Last night I did a reading with a difference. I read along with Lemn Sissay, Jacob Sam-La Rose and Laura Dedicoat. This was one of a series of collaborative events between Apples and Snakes and Nine Arches Press, with support from Bloodaxe Books and Warwick Arts Centre. So why was this one different you might wonder? We’ll all used to the standard format of a poetry reading, aren’t we? A) Poet gets up B) Poet reads poems C) Poet ends, applause, sit down. What made the Wordsmiths & Co. reading different was that all four poets were interviewed on aspects of their work by a host, in this case the host was the wonderful Jo Bell. Jo asked some very thoughtful questions after reading and getting acquainted with our work. It’s a format I’ve seen here and there, but this reading didn’t just feature the questions as an afterthought but as an integral part of the performance. I was really impressed with Jo’s ability to ask questions which were suited to the poetry and the poet and do so in a very sharp and structured fashion. She must have really done her homework on us!
The readings were great. In many ways all four of us were quite different writers, but I felt along with most of the audience it seemed, that there were common threads uniting the work. Mainly there were links in terms of identity, self-perception and personal history. Laura Dedicoat is a young performance poet, one of the Nottingham based ‘Mouthy Poets,’ even though she lives in Birmingham. Her commitment to poetry was startling, her approach was warm and approachable and I’m eager to see more. Jacob Sam La-Rose read from his brilliant first collection ‘Breaking Silence.’ His work seemed to have a biographical focus and was full of imagery and inventive used of language. The poems about mothers, families, traditions and city life immediately appealed to me. I brought a copy and it’s a welcome addition to my reading. Here’s one of Jacob’s poem on the Poetry Archive site that we all enjoyed last night on the curious subject matter for dreams. Click here for a treat. Lemn Sissay is obviously very well known and his performance was theatrical and super-charged with energy. He made for a fascinating interviewee and I found his comments on poetry and using the Internet really thought-provoking. At one point he said that he kept a blog for the love of writing and didn’t care if no one read it; a blog is a personal record. I was asked about not only my poetry but about my other writing; prose, reviews and blogging.

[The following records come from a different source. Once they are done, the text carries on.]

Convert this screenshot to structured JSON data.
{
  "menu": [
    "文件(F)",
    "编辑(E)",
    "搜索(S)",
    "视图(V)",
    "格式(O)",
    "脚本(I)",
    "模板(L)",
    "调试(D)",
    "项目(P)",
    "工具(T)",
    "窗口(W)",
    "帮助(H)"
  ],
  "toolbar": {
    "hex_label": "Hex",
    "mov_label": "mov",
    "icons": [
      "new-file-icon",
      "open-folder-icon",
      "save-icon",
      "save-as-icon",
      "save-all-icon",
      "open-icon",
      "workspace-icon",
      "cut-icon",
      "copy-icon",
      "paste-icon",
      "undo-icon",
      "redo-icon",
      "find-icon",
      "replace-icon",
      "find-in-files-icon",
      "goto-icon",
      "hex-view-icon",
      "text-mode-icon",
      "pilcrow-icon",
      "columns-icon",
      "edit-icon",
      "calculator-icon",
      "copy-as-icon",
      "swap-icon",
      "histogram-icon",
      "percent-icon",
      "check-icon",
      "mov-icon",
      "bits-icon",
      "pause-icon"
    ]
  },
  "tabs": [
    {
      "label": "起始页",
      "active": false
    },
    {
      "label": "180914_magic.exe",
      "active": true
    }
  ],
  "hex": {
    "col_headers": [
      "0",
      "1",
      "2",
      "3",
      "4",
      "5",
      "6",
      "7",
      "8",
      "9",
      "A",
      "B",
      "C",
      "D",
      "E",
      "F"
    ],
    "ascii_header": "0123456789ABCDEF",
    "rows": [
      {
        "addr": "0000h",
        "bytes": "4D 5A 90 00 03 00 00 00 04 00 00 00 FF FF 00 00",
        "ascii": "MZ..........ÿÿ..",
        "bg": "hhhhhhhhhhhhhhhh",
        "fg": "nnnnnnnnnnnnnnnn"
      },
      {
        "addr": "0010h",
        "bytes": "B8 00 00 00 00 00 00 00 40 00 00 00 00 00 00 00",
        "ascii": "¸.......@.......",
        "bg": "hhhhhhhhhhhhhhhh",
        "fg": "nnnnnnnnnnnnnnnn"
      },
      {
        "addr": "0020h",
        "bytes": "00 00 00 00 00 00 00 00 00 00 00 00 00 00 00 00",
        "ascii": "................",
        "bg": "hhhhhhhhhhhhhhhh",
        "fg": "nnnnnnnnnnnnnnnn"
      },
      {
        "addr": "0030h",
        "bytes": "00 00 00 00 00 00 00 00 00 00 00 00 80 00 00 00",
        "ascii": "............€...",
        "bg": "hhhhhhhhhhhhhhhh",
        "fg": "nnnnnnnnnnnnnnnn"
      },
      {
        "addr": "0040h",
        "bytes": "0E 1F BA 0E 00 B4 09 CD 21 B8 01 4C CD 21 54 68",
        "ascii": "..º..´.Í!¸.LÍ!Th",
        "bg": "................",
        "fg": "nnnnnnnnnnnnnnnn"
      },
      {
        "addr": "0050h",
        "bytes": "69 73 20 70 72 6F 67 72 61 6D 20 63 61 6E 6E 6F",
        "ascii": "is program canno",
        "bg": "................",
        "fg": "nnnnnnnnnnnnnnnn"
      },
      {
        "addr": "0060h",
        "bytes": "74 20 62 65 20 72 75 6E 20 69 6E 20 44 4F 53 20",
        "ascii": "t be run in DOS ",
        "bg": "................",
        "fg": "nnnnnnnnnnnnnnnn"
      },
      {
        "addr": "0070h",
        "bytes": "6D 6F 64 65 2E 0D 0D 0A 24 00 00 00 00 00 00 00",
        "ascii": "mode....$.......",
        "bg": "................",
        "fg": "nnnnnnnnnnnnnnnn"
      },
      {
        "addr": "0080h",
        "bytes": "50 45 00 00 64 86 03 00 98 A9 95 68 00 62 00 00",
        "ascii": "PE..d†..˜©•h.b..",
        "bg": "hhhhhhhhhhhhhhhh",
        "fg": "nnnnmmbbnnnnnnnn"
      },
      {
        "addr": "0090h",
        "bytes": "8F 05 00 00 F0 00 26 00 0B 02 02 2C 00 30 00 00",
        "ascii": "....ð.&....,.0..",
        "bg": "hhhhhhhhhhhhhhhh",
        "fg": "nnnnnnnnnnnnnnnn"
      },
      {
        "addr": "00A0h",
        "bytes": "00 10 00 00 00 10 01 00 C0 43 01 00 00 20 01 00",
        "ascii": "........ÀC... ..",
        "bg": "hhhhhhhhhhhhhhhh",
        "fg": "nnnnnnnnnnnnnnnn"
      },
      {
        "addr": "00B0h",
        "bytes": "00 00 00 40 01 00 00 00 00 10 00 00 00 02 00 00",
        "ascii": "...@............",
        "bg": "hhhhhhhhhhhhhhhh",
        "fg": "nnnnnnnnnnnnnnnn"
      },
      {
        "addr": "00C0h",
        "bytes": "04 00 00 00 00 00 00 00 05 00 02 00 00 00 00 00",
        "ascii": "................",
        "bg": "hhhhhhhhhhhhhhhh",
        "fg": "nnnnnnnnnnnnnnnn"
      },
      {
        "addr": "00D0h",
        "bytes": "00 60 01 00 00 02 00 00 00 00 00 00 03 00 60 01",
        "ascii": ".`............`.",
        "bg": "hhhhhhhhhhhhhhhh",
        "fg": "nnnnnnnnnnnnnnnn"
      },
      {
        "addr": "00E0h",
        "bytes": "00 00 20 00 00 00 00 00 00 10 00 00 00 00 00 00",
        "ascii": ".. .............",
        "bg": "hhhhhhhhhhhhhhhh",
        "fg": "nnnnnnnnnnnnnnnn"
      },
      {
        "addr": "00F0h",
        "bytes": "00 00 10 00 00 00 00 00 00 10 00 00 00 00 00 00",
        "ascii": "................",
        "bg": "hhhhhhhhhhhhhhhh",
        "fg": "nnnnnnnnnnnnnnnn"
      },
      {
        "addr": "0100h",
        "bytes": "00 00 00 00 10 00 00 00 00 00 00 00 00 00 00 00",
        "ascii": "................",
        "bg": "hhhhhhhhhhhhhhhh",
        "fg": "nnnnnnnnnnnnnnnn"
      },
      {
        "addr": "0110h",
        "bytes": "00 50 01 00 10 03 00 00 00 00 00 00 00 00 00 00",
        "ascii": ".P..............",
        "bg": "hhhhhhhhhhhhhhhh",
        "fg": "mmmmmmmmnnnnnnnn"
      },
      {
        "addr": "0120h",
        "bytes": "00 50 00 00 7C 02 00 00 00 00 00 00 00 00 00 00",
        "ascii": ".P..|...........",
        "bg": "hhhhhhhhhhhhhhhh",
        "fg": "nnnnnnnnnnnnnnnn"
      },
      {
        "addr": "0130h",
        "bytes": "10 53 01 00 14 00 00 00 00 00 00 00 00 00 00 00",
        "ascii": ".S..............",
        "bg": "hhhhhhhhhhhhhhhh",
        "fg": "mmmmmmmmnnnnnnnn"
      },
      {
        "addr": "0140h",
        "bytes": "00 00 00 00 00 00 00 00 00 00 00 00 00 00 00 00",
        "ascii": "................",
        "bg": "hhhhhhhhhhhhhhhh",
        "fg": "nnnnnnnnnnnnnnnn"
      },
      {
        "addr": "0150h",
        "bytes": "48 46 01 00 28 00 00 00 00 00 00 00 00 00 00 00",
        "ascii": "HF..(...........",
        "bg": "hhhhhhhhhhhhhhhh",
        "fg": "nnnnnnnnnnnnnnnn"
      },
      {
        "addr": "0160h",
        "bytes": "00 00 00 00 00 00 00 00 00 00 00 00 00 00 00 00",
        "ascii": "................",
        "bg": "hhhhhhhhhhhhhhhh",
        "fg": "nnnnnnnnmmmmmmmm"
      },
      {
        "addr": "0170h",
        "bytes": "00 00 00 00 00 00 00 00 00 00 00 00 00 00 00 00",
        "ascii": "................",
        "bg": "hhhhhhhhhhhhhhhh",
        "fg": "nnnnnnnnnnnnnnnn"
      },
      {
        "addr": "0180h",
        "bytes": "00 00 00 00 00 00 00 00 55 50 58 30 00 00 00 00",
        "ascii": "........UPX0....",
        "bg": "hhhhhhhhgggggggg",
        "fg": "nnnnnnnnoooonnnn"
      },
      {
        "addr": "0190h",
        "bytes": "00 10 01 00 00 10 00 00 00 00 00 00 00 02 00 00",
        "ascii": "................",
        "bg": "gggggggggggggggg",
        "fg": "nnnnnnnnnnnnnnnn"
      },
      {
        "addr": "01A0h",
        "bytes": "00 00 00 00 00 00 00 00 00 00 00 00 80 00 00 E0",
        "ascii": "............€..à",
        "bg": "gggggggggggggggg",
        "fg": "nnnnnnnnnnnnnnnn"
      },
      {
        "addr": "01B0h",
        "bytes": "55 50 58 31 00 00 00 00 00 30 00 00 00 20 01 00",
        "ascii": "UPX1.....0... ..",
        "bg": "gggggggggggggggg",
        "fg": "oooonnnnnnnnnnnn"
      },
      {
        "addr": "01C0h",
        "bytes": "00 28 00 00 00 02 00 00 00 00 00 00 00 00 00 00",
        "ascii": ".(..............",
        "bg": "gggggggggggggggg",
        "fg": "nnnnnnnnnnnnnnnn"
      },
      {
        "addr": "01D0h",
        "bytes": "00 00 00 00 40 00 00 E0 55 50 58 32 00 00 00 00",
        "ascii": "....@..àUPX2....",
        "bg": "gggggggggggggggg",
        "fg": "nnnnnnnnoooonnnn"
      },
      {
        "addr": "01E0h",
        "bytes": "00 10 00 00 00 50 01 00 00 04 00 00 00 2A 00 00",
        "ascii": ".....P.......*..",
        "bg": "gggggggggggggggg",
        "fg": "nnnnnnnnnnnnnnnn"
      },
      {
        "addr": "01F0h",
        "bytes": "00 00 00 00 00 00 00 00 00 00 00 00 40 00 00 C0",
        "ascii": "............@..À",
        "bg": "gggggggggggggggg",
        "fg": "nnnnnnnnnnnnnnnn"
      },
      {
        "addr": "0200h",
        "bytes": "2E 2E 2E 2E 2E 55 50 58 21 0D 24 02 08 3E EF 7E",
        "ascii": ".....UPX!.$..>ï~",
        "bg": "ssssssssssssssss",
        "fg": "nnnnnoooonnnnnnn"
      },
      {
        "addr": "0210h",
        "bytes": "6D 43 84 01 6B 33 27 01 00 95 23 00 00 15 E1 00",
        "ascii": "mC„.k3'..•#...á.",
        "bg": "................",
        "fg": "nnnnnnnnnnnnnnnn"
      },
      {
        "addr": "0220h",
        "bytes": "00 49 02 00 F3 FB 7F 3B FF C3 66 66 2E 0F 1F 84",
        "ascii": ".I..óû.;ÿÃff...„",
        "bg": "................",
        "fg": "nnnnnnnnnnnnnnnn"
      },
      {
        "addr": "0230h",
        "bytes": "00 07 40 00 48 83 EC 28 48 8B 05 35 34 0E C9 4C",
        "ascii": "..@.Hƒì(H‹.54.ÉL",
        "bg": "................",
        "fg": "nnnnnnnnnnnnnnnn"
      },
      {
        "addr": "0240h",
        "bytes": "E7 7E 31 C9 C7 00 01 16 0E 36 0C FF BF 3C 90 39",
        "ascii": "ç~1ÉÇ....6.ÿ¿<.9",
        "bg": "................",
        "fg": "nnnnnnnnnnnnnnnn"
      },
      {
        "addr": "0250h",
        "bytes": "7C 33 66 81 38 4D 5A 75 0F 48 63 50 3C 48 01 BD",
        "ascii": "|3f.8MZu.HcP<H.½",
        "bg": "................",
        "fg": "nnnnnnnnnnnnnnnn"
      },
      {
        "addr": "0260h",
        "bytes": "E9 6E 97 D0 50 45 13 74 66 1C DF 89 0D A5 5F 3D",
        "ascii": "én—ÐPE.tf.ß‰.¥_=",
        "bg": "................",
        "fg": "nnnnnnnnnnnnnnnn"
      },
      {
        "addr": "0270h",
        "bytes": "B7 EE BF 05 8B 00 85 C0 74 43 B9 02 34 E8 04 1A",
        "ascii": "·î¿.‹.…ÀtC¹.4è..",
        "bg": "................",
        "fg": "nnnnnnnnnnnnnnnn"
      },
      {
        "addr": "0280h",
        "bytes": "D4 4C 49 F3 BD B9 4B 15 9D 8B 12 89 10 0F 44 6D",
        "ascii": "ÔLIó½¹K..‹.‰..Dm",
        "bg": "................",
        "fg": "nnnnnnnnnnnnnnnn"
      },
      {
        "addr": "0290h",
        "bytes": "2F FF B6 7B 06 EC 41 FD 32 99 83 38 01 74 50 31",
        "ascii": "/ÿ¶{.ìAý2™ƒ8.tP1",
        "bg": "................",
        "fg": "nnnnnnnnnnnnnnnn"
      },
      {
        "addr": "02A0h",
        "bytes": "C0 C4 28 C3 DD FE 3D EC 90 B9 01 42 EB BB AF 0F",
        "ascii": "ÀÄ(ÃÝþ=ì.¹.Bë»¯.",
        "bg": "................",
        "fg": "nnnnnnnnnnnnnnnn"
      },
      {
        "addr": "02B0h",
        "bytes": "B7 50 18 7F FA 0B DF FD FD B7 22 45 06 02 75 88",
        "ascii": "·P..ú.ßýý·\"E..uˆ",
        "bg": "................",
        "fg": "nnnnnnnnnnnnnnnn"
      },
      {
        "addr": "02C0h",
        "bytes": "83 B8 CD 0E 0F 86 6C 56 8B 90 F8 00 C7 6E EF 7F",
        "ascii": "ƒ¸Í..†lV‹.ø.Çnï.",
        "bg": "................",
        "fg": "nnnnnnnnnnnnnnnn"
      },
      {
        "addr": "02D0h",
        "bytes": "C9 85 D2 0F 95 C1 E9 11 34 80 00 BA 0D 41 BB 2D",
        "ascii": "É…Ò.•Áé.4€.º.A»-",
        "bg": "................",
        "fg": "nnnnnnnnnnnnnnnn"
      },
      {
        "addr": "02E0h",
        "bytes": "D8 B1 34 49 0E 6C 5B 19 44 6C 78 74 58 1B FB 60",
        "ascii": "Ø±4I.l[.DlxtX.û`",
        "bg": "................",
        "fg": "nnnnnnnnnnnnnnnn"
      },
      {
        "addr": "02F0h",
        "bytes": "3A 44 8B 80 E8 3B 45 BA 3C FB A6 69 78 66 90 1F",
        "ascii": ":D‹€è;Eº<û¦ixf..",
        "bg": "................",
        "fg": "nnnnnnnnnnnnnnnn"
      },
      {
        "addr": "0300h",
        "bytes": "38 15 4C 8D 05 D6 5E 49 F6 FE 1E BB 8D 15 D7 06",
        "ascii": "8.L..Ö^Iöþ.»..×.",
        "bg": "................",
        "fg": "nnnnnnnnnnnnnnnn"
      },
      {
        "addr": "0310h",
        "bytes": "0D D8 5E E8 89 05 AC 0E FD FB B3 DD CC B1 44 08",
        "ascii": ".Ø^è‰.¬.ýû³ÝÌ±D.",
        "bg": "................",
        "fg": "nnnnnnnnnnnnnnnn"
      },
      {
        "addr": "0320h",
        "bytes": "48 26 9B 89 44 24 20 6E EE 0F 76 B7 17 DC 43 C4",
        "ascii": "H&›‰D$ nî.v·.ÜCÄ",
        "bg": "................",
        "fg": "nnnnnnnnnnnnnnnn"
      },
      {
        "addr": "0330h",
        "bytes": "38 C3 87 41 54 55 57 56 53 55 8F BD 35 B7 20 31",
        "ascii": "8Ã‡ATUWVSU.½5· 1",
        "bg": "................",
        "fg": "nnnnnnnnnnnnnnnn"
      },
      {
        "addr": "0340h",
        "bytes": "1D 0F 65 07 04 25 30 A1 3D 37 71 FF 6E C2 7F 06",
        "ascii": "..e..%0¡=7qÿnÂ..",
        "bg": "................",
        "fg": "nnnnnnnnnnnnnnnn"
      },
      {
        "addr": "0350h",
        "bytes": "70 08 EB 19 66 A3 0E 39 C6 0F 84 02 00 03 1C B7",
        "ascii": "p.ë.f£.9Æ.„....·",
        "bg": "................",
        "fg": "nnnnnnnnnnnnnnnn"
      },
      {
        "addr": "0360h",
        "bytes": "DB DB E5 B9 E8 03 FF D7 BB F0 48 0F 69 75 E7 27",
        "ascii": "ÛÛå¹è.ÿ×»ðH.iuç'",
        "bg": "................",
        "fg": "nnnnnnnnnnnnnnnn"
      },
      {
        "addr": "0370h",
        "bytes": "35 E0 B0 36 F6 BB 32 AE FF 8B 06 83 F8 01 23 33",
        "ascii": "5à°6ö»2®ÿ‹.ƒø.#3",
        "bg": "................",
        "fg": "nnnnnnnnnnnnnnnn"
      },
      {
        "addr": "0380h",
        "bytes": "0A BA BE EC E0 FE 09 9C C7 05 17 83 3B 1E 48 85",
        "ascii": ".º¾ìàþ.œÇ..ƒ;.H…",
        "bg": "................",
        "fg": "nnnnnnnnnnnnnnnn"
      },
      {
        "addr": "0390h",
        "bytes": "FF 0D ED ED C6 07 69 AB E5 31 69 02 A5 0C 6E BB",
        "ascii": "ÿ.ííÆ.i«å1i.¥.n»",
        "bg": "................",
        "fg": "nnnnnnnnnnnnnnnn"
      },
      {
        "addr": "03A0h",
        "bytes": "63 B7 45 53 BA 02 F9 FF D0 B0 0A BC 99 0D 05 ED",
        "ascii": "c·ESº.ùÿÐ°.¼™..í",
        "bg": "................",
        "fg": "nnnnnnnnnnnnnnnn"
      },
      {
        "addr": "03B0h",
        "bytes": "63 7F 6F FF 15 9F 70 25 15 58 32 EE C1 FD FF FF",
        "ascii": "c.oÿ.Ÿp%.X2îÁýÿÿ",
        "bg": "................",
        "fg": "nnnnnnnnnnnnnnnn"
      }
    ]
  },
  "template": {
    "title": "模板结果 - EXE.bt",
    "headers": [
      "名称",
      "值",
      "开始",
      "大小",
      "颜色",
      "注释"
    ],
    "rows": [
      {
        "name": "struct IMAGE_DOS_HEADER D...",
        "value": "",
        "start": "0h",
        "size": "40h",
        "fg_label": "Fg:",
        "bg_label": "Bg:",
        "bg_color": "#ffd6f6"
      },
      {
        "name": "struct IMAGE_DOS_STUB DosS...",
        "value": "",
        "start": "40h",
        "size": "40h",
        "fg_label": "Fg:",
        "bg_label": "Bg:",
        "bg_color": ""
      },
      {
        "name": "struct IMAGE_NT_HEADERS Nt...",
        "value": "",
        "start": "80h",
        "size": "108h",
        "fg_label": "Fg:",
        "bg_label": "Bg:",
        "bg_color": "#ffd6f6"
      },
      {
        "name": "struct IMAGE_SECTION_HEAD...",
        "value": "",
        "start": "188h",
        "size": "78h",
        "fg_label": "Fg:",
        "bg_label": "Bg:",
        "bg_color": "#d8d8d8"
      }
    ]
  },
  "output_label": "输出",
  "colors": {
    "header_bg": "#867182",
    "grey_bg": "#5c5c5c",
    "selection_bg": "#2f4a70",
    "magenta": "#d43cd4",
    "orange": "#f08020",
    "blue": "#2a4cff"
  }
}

I often think of blog posts as open diary entries which are written out of enthusiasm rather than simply for the sake of saying something.
I am so proud to have been part of this event and look forward to forthcoming events from Wordsmiths& Co. After 4 weeks of the Taylor household being pursued by virus after virus it was a welcome source of inspiration!